In the coming months, KOCE-TV will move to Costa Mesa, change its name and become the new full-service PBS station for most of Southern California.
And that means finding a new home for the cat.
The station, which has operated at Golden West College since 1972, adopted a feline two years ago when rats began invading its studio. The cat, named Koce (pronounced "COH-see"), took care of the rat problem quickly but still lives there full time, in part because the crew got attached to her.
"Now she's a part of the family," said news director Mike Taylor. "I think if you remove the cat and rats know there's no cat anymore, they'll work their way back in. But I don't think we would ever give her up, no matter what."
Over the next half-year, KOCE has plenty of things to move into the building at 3080 Bristol St. in Costa Mesa. The station announced a month ago that it will replace Los Angeles-based KCET as the region's prime PBS station, and as of Jan. 1, it will be known as PBS SoCal and adopt a slew of national programs. The offices on Beach Boulevard have already started packing up, and the studio plans to follow by June.
When the boxes arrive in Costa Mesa, they'll contain four decades of Surf City history. According to studio manager Roger Genereux, some of the light fixtures date back to the first broadcast. Other items are more modern, including the high-definition cameras the station adopted in September, the computers in the upstairs control room — and Koce, who may function as a mascot even if her rat-killing services aren't needed.

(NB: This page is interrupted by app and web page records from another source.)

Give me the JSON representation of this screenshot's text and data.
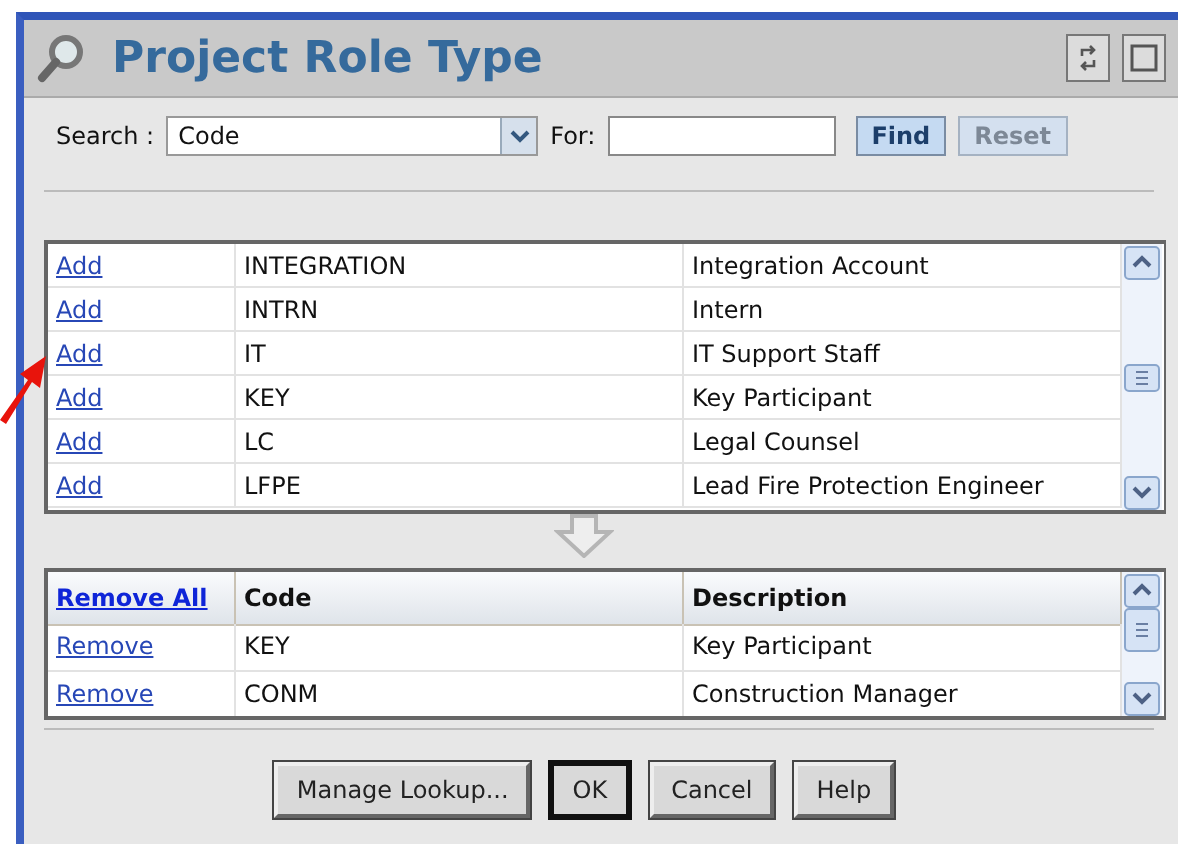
{
  "window": {
    "title": "Project Role Type"
  },
  "search": {
    "label": "Search :",
    "field": {
      "value": "Code"
    },
    "for_label": "For:",
    "buttons": [
      {
        "label": "Find",
        "disabled": false
      },
      {
        "label": "Reset",
        "disabled": true
      }
    ]
  },
  "available": {
    "rows": [
      {
        "action": "Add",
        "code": "INTEGRATION",
        "description": "Integration Account"
      },
      {
        "action": "Add",
        "code": "INTRN",
        "description": "Intern"
      },
      {
        "action": "Add",
        "code": "IT",
        "description": "IT Support Staff"
      },
      {
        "action": "Add",
        "code": "KEY",
        "description": "Key Participant"
      },
      {
        "action": "Add",
        "code": "LC",
        "description": "Legal Counsel"
      },
      {
        "action": "Add",
        "code": "LFPE",
        "description": "Lead Fire Protection Engineer"
      }
    ]
  },
  "selected_list": {
    "columns": [
      "Remove All",
      "Code",
      "Description"
    ],
    "rows": [
      {
        "action": "Remove",
        "code": "KEY",
        "description": "Key Participant"
      },
      {
        "action": "Remove",
        "code": "CONM",
        "description": "Construction Manager"
      }
    ]
  },
  "buttons": [
    {
      "label": "Manage Lookup...",
      "default": false
    },
    {
      "label": "OK",
      "default": true
    },
    {
      "label": "Cancel",
      "default": false
    },
    {
      "label": "Help",
      "default": false
    }
  ]
}
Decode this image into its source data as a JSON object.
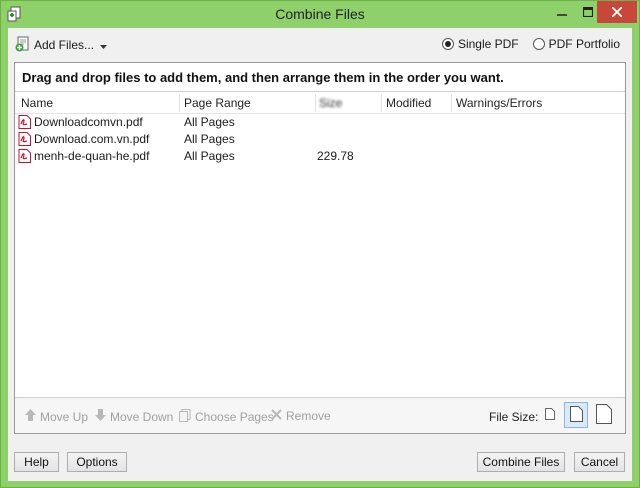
{
  "window": {
    "title": "Combine Files"
  },
  "toolbar": {
    "add_files_label": "Add Files...",
    "options": [
      {
        "label": "Single PDF",
        "selected": true
      },
      {
        "label": "PDF Portfolio",
        "selected": false
      }
    ]
  },
  "panel": {
    "instruction": "Drag and drop files to add them, and then arrange them in the order you want.",
    "columns": [
      "Name",
      "Page Range",
      "Size",
      "Modified",
      "Warnings/Errors"
    ],
    "files": [
      {
        "name": "Downloadcomvn.pdf",
        "page_range": "All Pages",
        "size": "",
        "modified": ""
      },
      {
        "name": "Download.com.vn.pdf",
        "page_range": "All Pages",
        "size": "",
        "modified": ""
      },
      {
        "name": "menh-de-quan-he.pdf",
        "page_range": "All Pages",
        "size": "229.78",
        "modified": ""
      }
    ]
  },
  "actions": {
    "move_up": "Move Up",
    "move_down": "Move Down",
    "choose_pages": "Choose Pages",
    "remove": "Remove",
    "file_size_label": "File Size:"
  },
  "buttons": {
    "help": "Help",
    "options": "Options",
    "combine": "Combine Files",
    "cancel": "Cancel"
  },
  "colors": {
    "frame": "#8ed16b",
    "close_button": "#c7473a",
    "pdf_icon": "#c8102e"
  }
}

"The hope is that she'll be able to be our studio cat over there as well," Taylor said.
Up in the sky
On a bitter cold Dec. 22, a small crew of half a dozen gathered in the studio to tape the news show "Real Orange." Taylor was filling in for usual anchor Ed Arnold, and co-host Ann Pulice advised him as he glanced at the teleprompter and adjusted his chair the right distance from hers. Genereux, standing behind the camera, looked up at the lighting grid and remembered when he helped to install it 39 years ago.

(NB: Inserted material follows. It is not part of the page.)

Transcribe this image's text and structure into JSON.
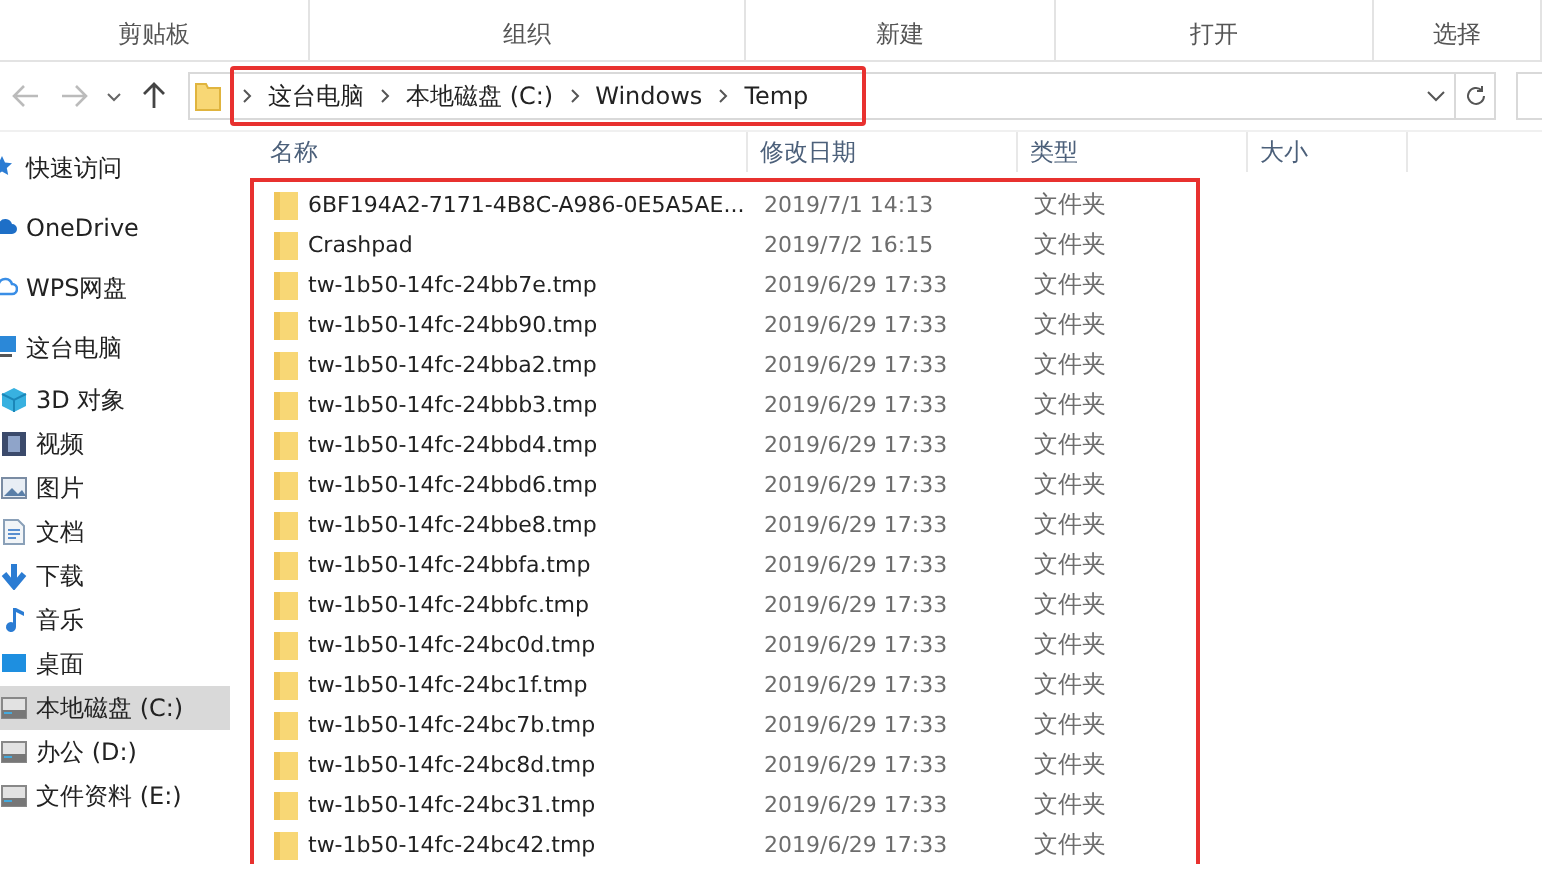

KOCE was the brainchild of Norman Watson, the first chancellor of the Coast Community College District, who founded the station largely to provide telecourses for students. Within a few years, KOCE grew to include news programs and other local-themed shows.
Genereux couldn't remember too much about KOCE's first-day lineup, except that the station went on the air in the early morning to show "Sesame Street." He did, though, remember that the crew got an encouraging message — one that the show's producer arranged.
"We had the Goodyear Blimp up above saying, 'Good luck, KOCE,'" Genereux said. "It circled around for about an hour."
It wasn't the only auspicious sign for KOCE in its early days. When the station began, according to Genereux, KCET clearly dominated the Southern California PBS market, but the staff in Huntington Beach was excited to work on Orange County-themed programming, which he called a rarity at the time.
Moreover, by the end of its first decade, KOCE had shown a knack for turning out major talents. David Fanning, one of the station's early producers, became executive producer of the investigative news show "Frontline" in 1983. Thom Eberhardt, who made documentaries for KOCE in its early days, went on to direct "Without a Clue," "Captain Ron" and other comedy films.
KOCE changed and expanded over the years, but its studio never moved from the building by the campus amphitheater off Gothard Street.
The studio consisted of two rooms until the mid-1990s, when staff removed the separating wall and converted it into one large workspace. The most lavish end of the room is the "Real Orange" stage, which features an anchors' desk up a small flight of blue-carpeted stairs, green-painted columns on the table and background photos of Fashion Island and the Huntington Beach Pier.
Across the room is the more spare console for "Inside OC with Rick Reiff," with a small stage in between containing two high chairs used for some interview segments.
KOCE had already made plans to move before it learned that KCET was leaving PBS — with offices at one address and the studio at another, staff wanted a single base of operations — and technology provided a further incentive to modernize. Taylor said the new high-definition cameras more easily pick up blemishes, particularly on hand-painted backdrops, which means that a number of sets will likely be built from scratch in Costa Mesa.
"You think, 'There's a little wrinkle in that background,'" Taylor said. "You wouldn't see that on regular TV."
'A very exciting time'
New technology aside, KOCE still follows some time-honored practices. The crew still tapes "Real Orange" in a single session, breaking only for commercials and avoiding retakes.
"We act as if it's live," Genereux said before the cameras rolled Dec. 22. "We're live to tape."
Genereux, who helped build KOCE's first studio, will now help construct its second one. Over the next few months, as KOCE occupies the bottom floor of the Costa Mesa building, the studio manager plans to oversee soundproofing, lighting, pouring new acrylic floors and more.
Among those looking forward to the move is Andra Davis, the station's on-air operations supervisor, who sits in the control room upstairs and monitors the shows to make sure they run on time and have no technical problems. A KOCE employee for nine years, Davis said he sometimes kicks back during down time and enjoys the programs. Now, he said, he's looking forward to "Masterpiece Theatre" joining the schedule.
"It's an exciting time," he said. "A very exciting time."